Faster and Faster Every Day

“I am now 33 years old, and it feels like much time has passed and is passing faster and faster every day. Day to day I have to make all sorts of choices about what is good and important and fun, and then I have to live with the forfeiture of all the other options those choices foreclose. And I’m starting to see how as time gains momentum my choices will narrow and their foreclosures multiply exponentially until I arrive at some point on some branch of all life’s sumptuous branching complexity at which I am finally locked in and stuck on one path and time speeds me through stages of stasis and atrophy and decay until I go down for the third time, all struggle for naught, drowned by time. It is dreadful. But since it’s my own choices that’ll lock me in, it seems unavoidable–if I want to be any kind of grownup, I have to make choices and regret foreclosures and try to live with them.”
― David Foster Wallace, A Supposedly Fun Thing I’ll Never Do Again: Essays and Arguments

Oblique Strategy: Make a blank valuable by putting it in an exquisite frame

(click to enlarge)

I have always liked this photo that I took at the Invasion Car Show, in Deep Ellum. I’m not sure, but looking through my archives, I don’t think I have used it in a blog entry before. I might be wrong.

Think about how everybody used to – especially when cars had hood ornaments like this – viewed speed. Travel was going from props to jets and life was speeding up. Think of how wonderful it must have felt. Think of riding in a metal tube thousands of feet in the air moving at hundreds of miles per hour, in comfort, in luxury, while a beautiful woman served you food and drinks. It is a miracle.

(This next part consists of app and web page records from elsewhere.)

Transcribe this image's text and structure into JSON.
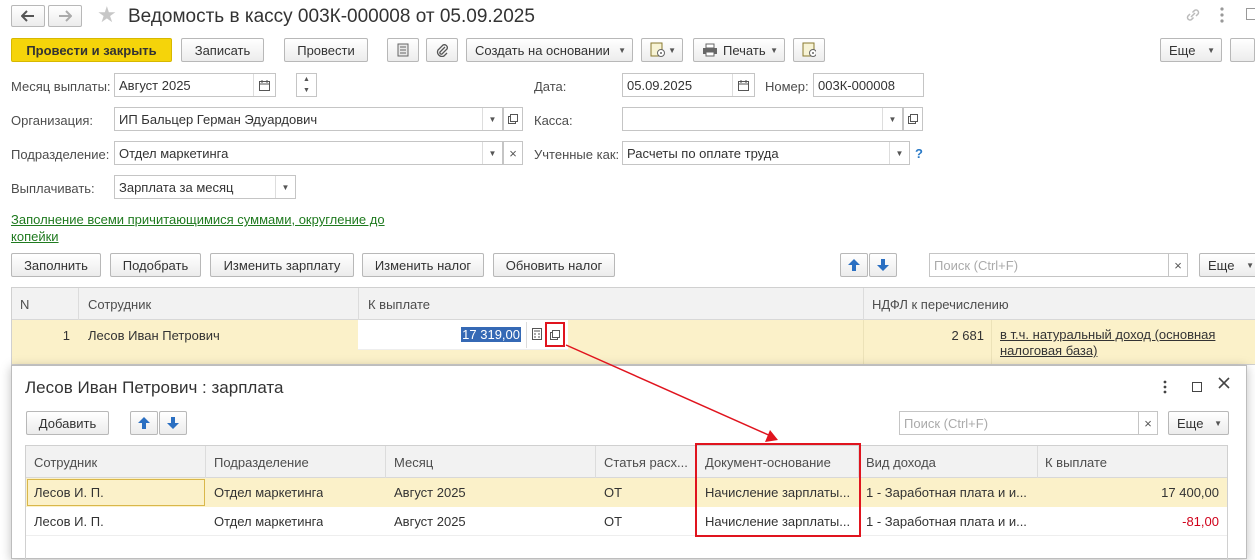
{
  "window": {
    "title": "Ведомость в кассу 003К-000008 от 05.09.2025"
  },
  "toolbar": {
    "post_close": "Провести и закрыть",
    "save": "Записать",
    "post": "Провести",
    "create_based": "Создать на основании",
    "print": "Печать",
    "more": "Еще"
  },
  "form": {
    "month_label": "Месяц выплаты:",
    "month_value": "Август 2025",
    "date_label": "Дата:",
    "date_value": "05.09.2025",
    "number_label": "Номер:",
    "number_value": "003К-000008",
    "org_label": "Организация:",
    "org_value": "ИП Бальцер Герман Эдуардович",
    "cash_label": "Касса:",
    "cash_value": "",
    "dept_label": "Подразделение:",
    "dept_value": "Отдел маркетинга",
    "accounted_label": "Учтенные как:",
    "accounted_value": "Расчеты по оплате труда",
    "help": "?",
    "pay_label": "Выплачивать:",
    "pay_value": "Зарплата за месяц",
    "fill_link_1": "Заполнение всеми причитающимися суммами, округление до",
    "fill_link_2": "копейки"
  },
  "table_toolbar": {
    "fill": "Заполнить",
    "pick": "Подобрать",
    "change_salary": "Изменить зарплату",
    "change_tax": "Изменить налог",
    "update_tax": "Обновить налог",
    "search_placeholder": "Поиск (Ctrl+F)",
    "clear": "×",
    "more": "Еще"
  },
  "main_table": {
    "headers": [
      "N",
      "Сотрудник",
      "К выплате",
      "НДФЛ к перечислению"
    ],
    "row": {
      "n": "1",
      "employee": "Лесов Иван Петрович",
      "amount": "17 319,00",
      "ndfl": "2 681",
      "note_1": "в т.ч. натуральный доход (основная",
      "note_2": "налоговая база)"
    }
  },
  "popup": {
    "title": "Лесов Иван Петрович : зарплата",
    "add": "Добавить",
    "search_placeholder": "Поиск (Ctrl+F)",
    "clear": "×",
    "more": "Еще",
    "headers": [
      "Сотрудник",
      "Подразделение",
      "Месяц",
      "Статья расх...",
      "Документ-основание",
      "Вид дохода",
      "К выплате"
    ],
    "rows": [
      [
        "Лесов И. П.",
        "Отдел маркетинга",
        "Август 2025",
        "ОТ",
        "Начисление зарплаты...",
        "1 - Заработная плата и и...",
        "17 400,00"
      ],
      [
        "Лесов И. П.",
        "Отдел маркетинга",
        "Август 2025",
        "ОТ",
        "Начисление зарплаты...",
        "1 - Заработная плата и и...",
        "-81,00"
      ]
    ]
  },
  "colors": {
    "primary_button": "#f5d40a",
    "row_highlight": "#fbf1c9",
    "annotation_red": "#e0141e",
    "link_green": "#1f7a1f",
    "negative_red": "#d0021b",
    "selection_blue": "#3569b5"
  }
}
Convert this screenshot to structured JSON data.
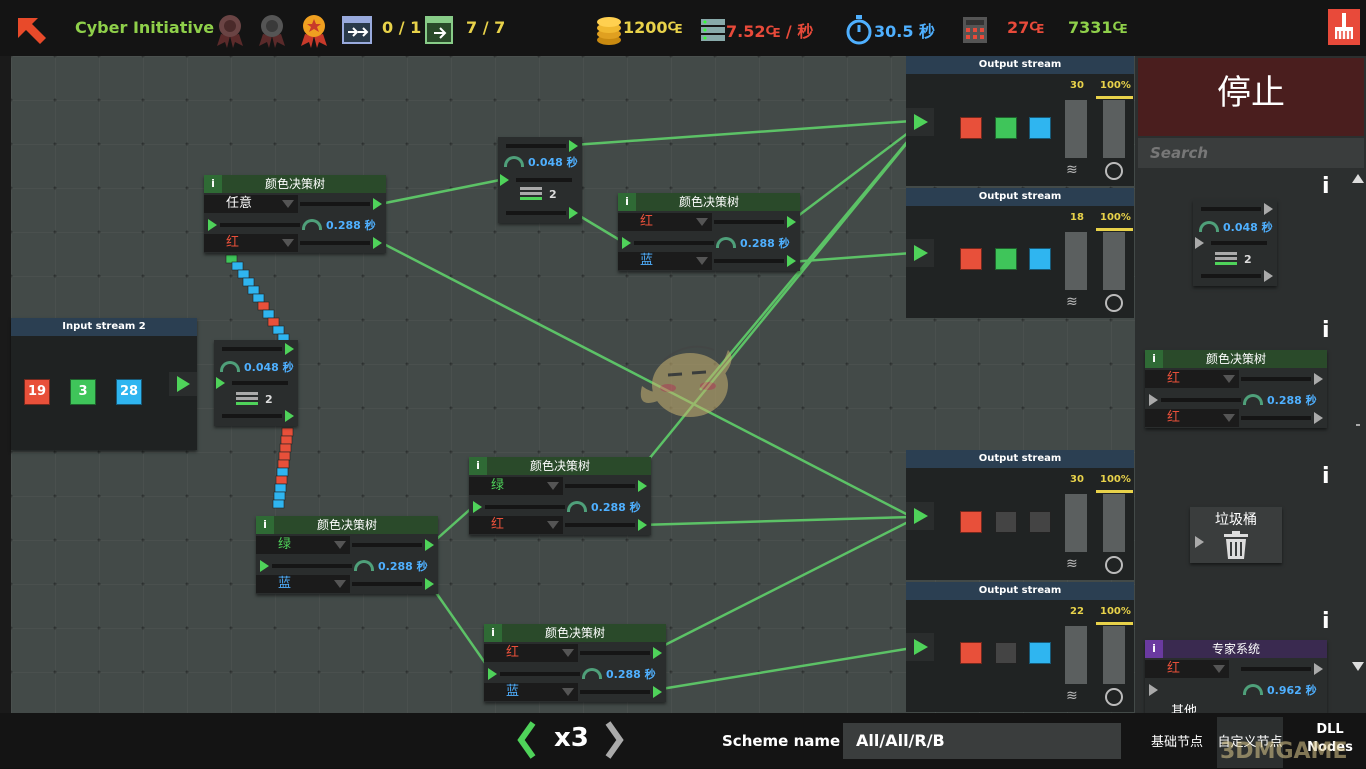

Of course, we all know how this speed thing has turned out. The speed increases, props, jets, and now the speed of light through a device held in your hand to every corner of the world, instantaneously. We move so fast now, we don’t go anywhere.

It reminds me of a quote from a book I just read. When the railroads were first built, people believed that they would suffocate if they travelled faster than 30mph as they would not be able to breathe due to the surrounding air rushing past them. Engines were throttled so they couldn’t go over thirty.

They were afraid of a speed that we take for granted. I think they may have been right.


An Object of Beauty

“Advertising has us chasing cars and clothes. working jobs we hate, so we can buy shit we don’t need.”
― Chuck Palahniuk, Fight Club

I have never been a car guy. I am interested in three things in an automobile. One, that it start. Two, that it get to where I want it to go without falling apart. And Three, since I live in Texas, well, air conditioning is important.

Other than that…

On the other hand, this is, without a doubt, a thing of great beauty.

Invasion Car Show Deep Ellum, Dallas, Texas (click to enlarge)

Invasion Car Show
Deep Ellum, Dallas, Texas
(click to enlarge)

Quick! Hang a right…Cut over to G Street. I just saw a vision! I saw a goddess. Come on, you’ve got to catch up to her… This was the most perfect, dazzling creature I’ve ever seen… She spoke to me. She spoke to me right through the window. I think she said, ‘I love you.’ That means nothing to you people? You have no romance, no soul? She – someone wants me. Someone roaming the streets wants me! Will you turn the corner?
—-Curt Henderson, American Graffiti

This is the American dream forged in steel and covered in gloss. The curves, the mass, and the speed. Conceived in that back seat would be the only way to properly start out a real life. It’s painted the color of Angel’s blood and polished until the objects that appear in its coat are more real than life.

And that’s what it looks like standing still. Think of the throaty roar of the engine – the smell of the exhaust – the blare of the radio (I still don’t think digital music sounds right in a car – nothing since the quadraphonic eight track has).

I was looking at this car and a cop walked up, stood beside me, and said, “That is a beautiful car.”
“It sure is,” I replied.

I guess I should have made a note of its make and year, maybe the person or garage that restored it… but I didn’t. I usually do that sort of thing, but I guess I wanted that car to exist simply as it is, as a vision of metal, rubber, glass, and paint – not as an object with a history that was created from nothing by the mind and sweat of men.

Drivers Wanted

The power of Dreams

Everything We Do is Driven By You

Never Follow

Porsche, There is No Substitute

Engineered to move the human spirit

Born to perform

Baseball, hot dogs, apple pie and Chevrolet

Sheer driving pleasure.

Don’t dream it. Drive it.

The Penalty of Leadership

Zoom, Zoom, Zoom

The Relentless Pursuit of Perfection